The following information contains answers to frequently asked questions related to claims. If you need additional assistance, or your specific question does not appear, please contact us.
Immediately notify us if:
- You receive notice of a lawsuit;
- You receive a claim letter demanding compensation on behalf of an injured patient;
- You become aware of an incident that may lead to a medical negligence claim;
- You receive a request to meet with an attorney regarding your care of a patient;
- You are summoned to give testimony;
- You become the subject of a regulatory or administrative investigation;
- You experience a privacy/data breach; or
- You experience a ransomware attack.
Note that reporting an incident has no effect on your Claims History, underwriting rating, or premium. Reporting an incident allows us to prepare for the possibility of a future claim or lawsuit.
Generally, you must release a copy of a patient’s medical records upon receipt of signed authorization from that patient. You should NOT prepare new or additional chronologies or reports, even if requested.
If you have questions about releasing your records or suspect that your treatment could lead to a claim or lawsuit, call our Claims Department prior to taking further action.

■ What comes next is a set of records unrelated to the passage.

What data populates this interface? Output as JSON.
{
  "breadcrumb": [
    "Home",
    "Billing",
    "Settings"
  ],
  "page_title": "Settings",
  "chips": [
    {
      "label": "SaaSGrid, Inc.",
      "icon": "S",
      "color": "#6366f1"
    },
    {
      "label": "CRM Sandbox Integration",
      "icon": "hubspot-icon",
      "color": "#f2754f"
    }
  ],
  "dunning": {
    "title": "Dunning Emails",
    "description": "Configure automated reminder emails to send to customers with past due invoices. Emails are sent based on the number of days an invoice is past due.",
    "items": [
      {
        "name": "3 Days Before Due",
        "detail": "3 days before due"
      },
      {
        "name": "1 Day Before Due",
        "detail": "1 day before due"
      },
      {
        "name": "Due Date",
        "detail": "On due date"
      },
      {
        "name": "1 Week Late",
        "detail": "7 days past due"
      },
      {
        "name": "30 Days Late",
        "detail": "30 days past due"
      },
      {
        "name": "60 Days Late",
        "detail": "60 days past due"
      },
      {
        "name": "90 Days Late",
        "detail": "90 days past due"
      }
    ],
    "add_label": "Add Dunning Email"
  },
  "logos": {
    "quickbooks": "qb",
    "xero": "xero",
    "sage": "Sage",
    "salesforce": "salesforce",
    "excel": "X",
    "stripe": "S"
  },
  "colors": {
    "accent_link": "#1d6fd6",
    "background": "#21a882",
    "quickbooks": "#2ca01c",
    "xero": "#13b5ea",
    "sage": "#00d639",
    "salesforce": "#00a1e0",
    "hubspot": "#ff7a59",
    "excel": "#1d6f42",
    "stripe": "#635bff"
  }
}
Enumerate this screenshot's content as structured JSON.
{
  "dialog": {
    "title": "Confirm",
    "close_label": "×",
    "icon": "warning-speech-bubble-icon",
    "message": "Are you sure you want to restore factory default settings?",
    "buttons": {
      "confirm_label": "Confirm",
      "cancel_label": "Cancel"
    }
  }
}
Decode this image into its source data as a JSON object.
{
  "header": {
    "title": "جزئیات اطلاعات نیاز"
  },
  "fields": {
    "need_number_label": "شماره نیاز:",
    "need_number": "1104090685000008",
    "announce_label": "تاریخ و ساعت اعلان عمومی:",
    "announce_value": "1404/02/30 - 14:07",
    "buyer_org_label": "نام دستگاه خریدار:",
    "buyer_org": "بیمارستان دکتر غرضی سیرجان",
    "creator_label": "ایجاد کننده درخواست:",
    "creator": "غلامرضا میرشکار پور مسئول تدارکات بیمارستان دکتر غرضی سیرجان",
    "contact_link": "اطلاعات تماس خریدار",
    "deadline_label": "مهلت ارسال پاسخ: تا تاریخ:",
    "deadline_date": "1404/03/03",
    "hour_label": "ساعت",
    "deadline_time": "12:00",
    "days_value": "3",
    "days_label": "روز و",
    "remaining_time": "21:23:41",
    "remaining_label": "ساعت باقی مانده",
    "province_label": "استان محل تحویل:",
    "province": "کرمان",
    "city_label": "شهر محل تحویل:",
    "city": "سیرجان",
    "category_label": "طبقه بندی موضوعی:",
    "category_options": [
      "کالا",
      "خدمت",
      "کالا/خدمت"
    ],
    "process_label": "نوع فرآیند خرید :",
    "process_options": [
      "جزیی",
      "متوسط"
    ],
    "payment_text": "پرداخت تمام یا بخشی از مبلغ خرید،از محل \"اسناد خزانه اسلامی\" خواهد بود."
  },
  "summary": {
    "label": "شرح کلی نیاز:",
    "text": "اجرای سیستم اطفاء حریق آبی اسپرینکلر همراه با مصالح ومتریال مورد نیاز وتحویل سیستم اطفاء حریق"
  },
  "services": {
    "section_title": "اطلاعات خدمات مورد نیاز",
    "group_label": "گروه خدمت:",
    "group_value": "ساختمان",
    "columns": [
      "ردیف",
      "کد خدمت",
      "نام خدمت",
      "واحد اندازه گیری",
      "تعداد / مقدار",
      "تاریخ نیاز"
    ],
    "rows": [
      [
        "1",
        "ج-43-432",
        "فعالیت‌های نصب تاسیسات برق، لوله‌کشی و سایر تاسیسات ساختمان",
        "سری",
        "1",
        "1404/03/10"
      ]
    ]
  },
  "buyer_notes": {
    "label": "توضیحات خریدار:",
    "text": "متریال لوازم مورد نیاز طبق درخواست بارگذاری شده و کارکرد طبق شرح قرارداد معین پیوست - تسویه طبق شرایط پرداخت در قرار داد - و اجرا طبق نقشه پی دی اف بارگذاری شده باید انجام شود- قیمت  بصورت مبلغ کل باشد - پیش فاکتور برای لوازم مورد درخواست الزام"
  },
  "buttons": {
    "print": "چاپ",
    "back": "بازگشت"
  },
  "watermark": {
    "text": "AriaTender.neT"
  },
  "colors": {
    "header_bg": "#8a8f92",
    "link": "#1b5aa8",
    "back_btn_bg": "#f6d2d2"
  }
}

MEDICAL MUTUAL only works with top law firms throughout Maryland that we have approved to defend our Insureds. These firms specialize in Physician advocacy, and we monitor their performance to ensure that they follow our guidelines and defense philosophy. We will make every effort to work with you to provide counsel that you feel comfortable with.
- Do not ignore any documents you receive related to the case. Litigation is time sensitive, so forward all documents received to us or your attorney immediately.
- Do not speak to anyone about the case other than our representatives, your attorney, or your spouse, if you are married. Anything said to your spouse about the case must remain strictly confidential.
- Do not make any corrections or modifications to the patient’s records. Changes are often detectable and making changes may constitute a criminal offense. Changing records may also preclude coverage for the claim. If you recall something that you forgot to note in the records, tell us or your attorney.
- Do not request or access any of the patient’s records outside of your current possession, including records from any hospital, clinic, institution, or other healthcare provider. We will obtain these records through the proper channels as we investigate the case.
- Do not store legal or claim-related documents pertaining to the case with your medical records. Keep these items in a separate file and in a secure location.
- Do not attempt to contact the individuals or attorneys who have filed the claim or lawsuit against you.
- Do not perform literature searches or research the medicine at issue in the case unless you must do so in the course of your normal practice.
- Do not enroll in Continuing Medical Education (CME) courses about issues related to the case without first contacting us or your attorney.
Your attorney will schedule an initial interview with you and your Claims Representative. During this meeting you will learn what to expect during the litigation process and you will discuss your case in detail. If possible, bring the original, unaltered medical chart and a copy of your Curriculum Vitae with you to the meeting.
Log in to the secure area of our website here to request that we send your Claims History to a specific facility.
Alternatively, you may send a written request for a Claims History by fax to 410-771-0177. Your written request must include:
- Your full name;
- Your license number;
- Your policy number (if you are not insured under your own name);
- The specific years that the Claims History should cover; and
- Your signature.
When making your request, please confirm that the mailing and/or email addresses are correct. When we process your request, we will send you a copy of the Claims History. We will also send a copy directly to the requested institution.
In a malpractice claim, a claimant typically must prove:
- The defendant’s duty to the patient;
- A violation of the standard of care;
- An injury for which compensation can occur; and
- Demonstration of a causal relationship between the violation of the standard of care and the alleged harm to the patient.
We must report information to the NPDB when we make a payment on behalf of an Insured.
We will not settle a case without your knowledge. Your claims team will make an informed decision as to the best response to your claim after thoroughly examining several factors, including applicable laws and relevant medical issues. Maryland law does not permit any insurance company to include a Policyholder “consent to settle” clause in medical professional liability insurance policies. However, you are an active participant in the claims handling process and your claims team will fully consider your opinions and preferences.